There is some evidence at least that subjects hear a single pitch
(Townshend et al, 1987, JASA 82, p106-115). When pulsatile stimulation is
used, with pulses on the two electrodes nearly simultaneous (differing by
0.4 ms), then, provided the electrodes are quite close (<3 mm) one can vary
the pitch monotonically by varying the relative current on the two
electrodes (McDermott & McKay, 1994,JASA 96 p155-162)
I suspect that at very wide electrode separations this would break down.
Certainly, the temporal pitch pattern that listeners hear as a result of
two interleaved patterns of stimulation on 2 electrode pairs, differs as a
function of the electrode separation (at small separations they hear the
"composite" pattern; at wide separations they do not; McKay & McDermott,
1996, JASA 100 p1081-1092)
I'd also think that a better analogy in normal hearing would be two narrow

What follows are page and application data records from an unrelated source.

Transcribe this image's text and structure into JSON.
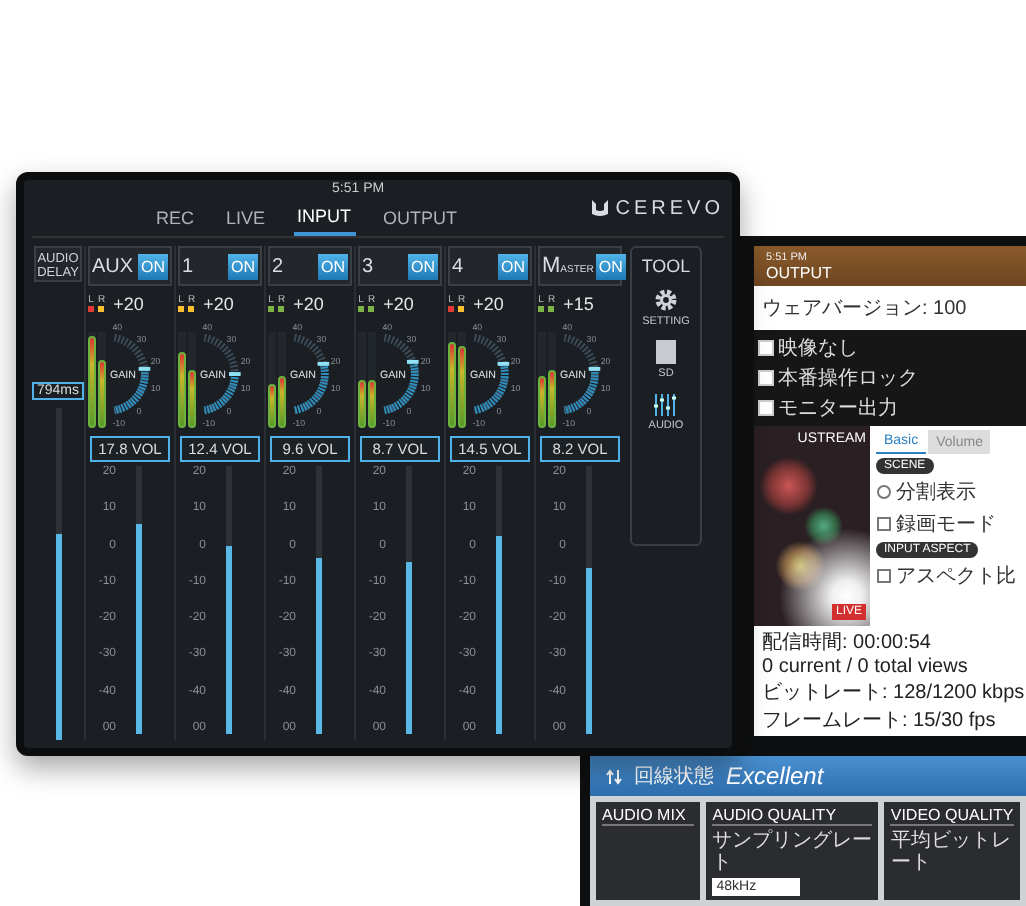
{
  "mixer": {
    "status_time": "5:51 PM",
    "brand": "CEREVO",
    "tabs": [
      {
        "label": "REC",
        "selected": false
      },
      {
        "label": "LIVE",
        "selected": false
      },
      {
        "label": "INPUT",
        "selected": true
      },
      {
        "label": "OUTPUT",
        "selected": false
      }
    ],
    "audio_delay": {
      "label": "AUDIO DELAY",
      "value": "794ms",
      "level": 0.62
    },
    "channels": [
      {
        "name": "AUX",
        "kind": "input",
        "on": true,
        "on_label": "ON",
        "peaks": [
          {
            "label": "L",
            "color": "#e53935"
          },
          {
            "label": "R",
            "color": "#fbc02d"
          }
        ],
        "gain": "+20",
        "meters": [
          {
            "level": 0.95
          },
          {
            "level": 0.7
          }
        ],
        "knob": {
          "label": "GAIN",
          "level": 0.55,
          "ticks": [
            "40",
            "30",
            "20",
            "10",
            "0",
            "-10"
          ]
        },
        "fader": {
          "reading": "17.8 VOL",
          "level": 0.78,
          "ticks": [
            "20",
            "10",
            "0",
            "-10",
            "-20",
            "-30",
            "-40",
            "00"
          ]
        }
      },
      {
        "name": "1",
        "kind": "input",
        "on": true,
        "on_label": "ON",
        "peaks": [
          {
            "label": "L",
            "color": "#fbc02d"
          },
          {
            "label": "R",
            "color": "#fbc02d"
          }
        ],
        "gain": "+20",
        "meters": [
          {
            "level": 0.8
          },
          {
            "level": 0.6
          }
        ],
        "knob": {
          "label": "GAIN",
          "level": 0.5,
          "ticks": [
            "40",
            "30",
            "20",
            "10",
            "0",
            "-10"
          ]
        },
        "fader": {
          "reading": "12.4 VOL",
          "level": 0.7,
          "ticks": [
            "20",
            "10",
            "0",
            "-10",
            "-20",
            "-30",
            "-40",
            "00"
          ]
        }
      },
      {
        "name": "2",
        "kind": "input",
        "on": true,
        "on_label": "ON",
        "peaks": [
          {
            "label": "L",
            "color": "#7cb342"
          },
          {
            "label": "R",
            "color": "#7cb342"
          }
        ],
        "gain": "+20",
        "meters": [
          {
            "level": 0.45
          },
          {
            "level": 0.55
          }
        ],
        "knob": {
          "label": "GAIN",
          "level": 0.6,
          "ticks": [
            "40",
            "30",
            "20",
            "10",
            "0",
            "-10"
          ]
        },
        "fader": {
          "reading": "9.6 VOL",
          "level": 0.66,
          "ticks": [
            "20",
            "10",
            "0",
            "-10",
            "-20",
            "-30",
            "-40",
            "00"
          ]
        }
      },
      {
        "name": "3",
        "kind": "input",
        "on": true,
        "on_label": "ON",
        "peaks": [
          {
            "label": "L",
            "color": "#7cb342"
          },
          {
            "label": "R",
            "color": "#7cb342"
          }
        ],
        "gain": "+20",
        "meters": [
          {
            "level": 0.5
          },
          {
            "level": 0.5
          }
        ],
        "knob": {
          "label": "GAIN",
          "level": 0.62,
          "ticks": [
            "40",
            "30",
            "20",
            "10",
            "0",
            "-10"
          ]
        },
        "fader": {
          "reading": "8.7 VOL",
          "level": 0.64,
          "ticks": [
            "20",
            "10",
            "0",
            "-10",
            "-20",
            "-30",
            "-40",
            "00"
          ]
        }
      },
      {
        "name": "4",
        "kind": "input",
        "on": true,
        "on_label": "ON",
        "peaks": [
          {
            "label": "L",
            "color": "#e53935"
          },
          {
            "label": "R",
            "color": "#fbc02d"
          }
        ],
        "gain": "+20",
        "meters": [
          {
            "level": 0.9
          },
          {
            "level": 0.85
          }
        ],
        "knob": {
          "label": "GAIN",
          "level": 0.6,
          "ticks": [
            "40",
            "30",
            "20",
            "10",
            "0",
            "-10"
          ]
        },
        "fader": {
          "reading": "14.5 VOL",
          "level": 0.74,
          "ticks": [
            "20",
            "10",
            "0",
            "-10",
            "-20",
            "-30",
            "-40",
            "00"
          ]
        }
      },
      {
        "name": "MASTER",
        "kind": "master",
        "on": true,
        "on_label": "ON",
        "peaks": [
          {
            "label": "L",
            "color": "#7cb342"
          },
          {
            "label": "R",
            "color": "#7cb342"
          }
        ],
        "gain": "+15",
        "meters": [
          {
            "level": 0.55
          },
          {
            "level": 0.6
          }
        ],
        "knob": {
          "label": "GAIN",
          "level": 0.55,
          "ticks": [
            "40",
            "30",
            "20",
            "10",
            "0",
            "-10"
          ]
        },
        "fader": {
          "reading": "8.2 VOL",
          "level": 0.62,
          "ticks": [
            "20",
            "10",
            "0",
            "-10",
            "-20",
            "-30",
            "-40",
            "00"
          ]
        }
      }
    ],
    "tool": {
      "title": "TOOL",
      "items": [
        {
          "label": "SETTING",
          "kind": "gear"
        },
        {
          "label": "SD",
          "kind": "card"
        },
        {
          "label": "AUDIO",
          "kind": "sliders"
        }
      ]
    }
  },
  "output": {
    "status_time": "5:51 PM",
    "title": "OUTPUT",
    "firmware": "ウェアバージョン: 100",
    "options": [
      {
        "label": "映像なし",
        "checked": false
      },
      {
        "label": "本番操作ロック",
        "checked": false
      },
      {
        "label": "モニター出力",
        "checked": false
      }
    ],
    "video": {
      "channel": "USTREAM",
      "badge": "LIVE"
    },
    "tabs": [
      {
        "label": "Basic",
        "selected": true
      },
      {
        "label": "Volume",
        "selected": false
      }
    ],
    "sections": [
      {
        "title": "SCENE",
        "items": [
          {
            "label": "分割表示",
            "kind": "radio"
          },
          {
            "label": "録画モード",
            "kind": "checkbox"
          }
        ]
      },
      {
        "title": "INPUT ASPECT",
        "items": [
          {
            "label": "アスペクト比",
            "kind": "checkbox"
          }
        ]
      }
    ],
    "stats": [
      "配信時間: 00:00:54",
      "0 current / 0 total views",
      "ビットレート: 128/1200 kbps",
      "フレームレート: 15/30 fps"
    ],
    "connection": {
      "label": "回線状態",
      "value": "Excellent"
    },
    "panels": [
      {
        "title": "AUDIO MIX"
      },
      {
        "title": "AUDIO QUALITY",
        "field_label": "サンプリングレート",
        "field_value": "48kHz"
      },
      {
        "title": "VIDEO QUALITY",
        "field_label": "平均ビットレート"
      }
    ]
  }
}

bands of noise (or bandpass filtered pulse trains) with different centre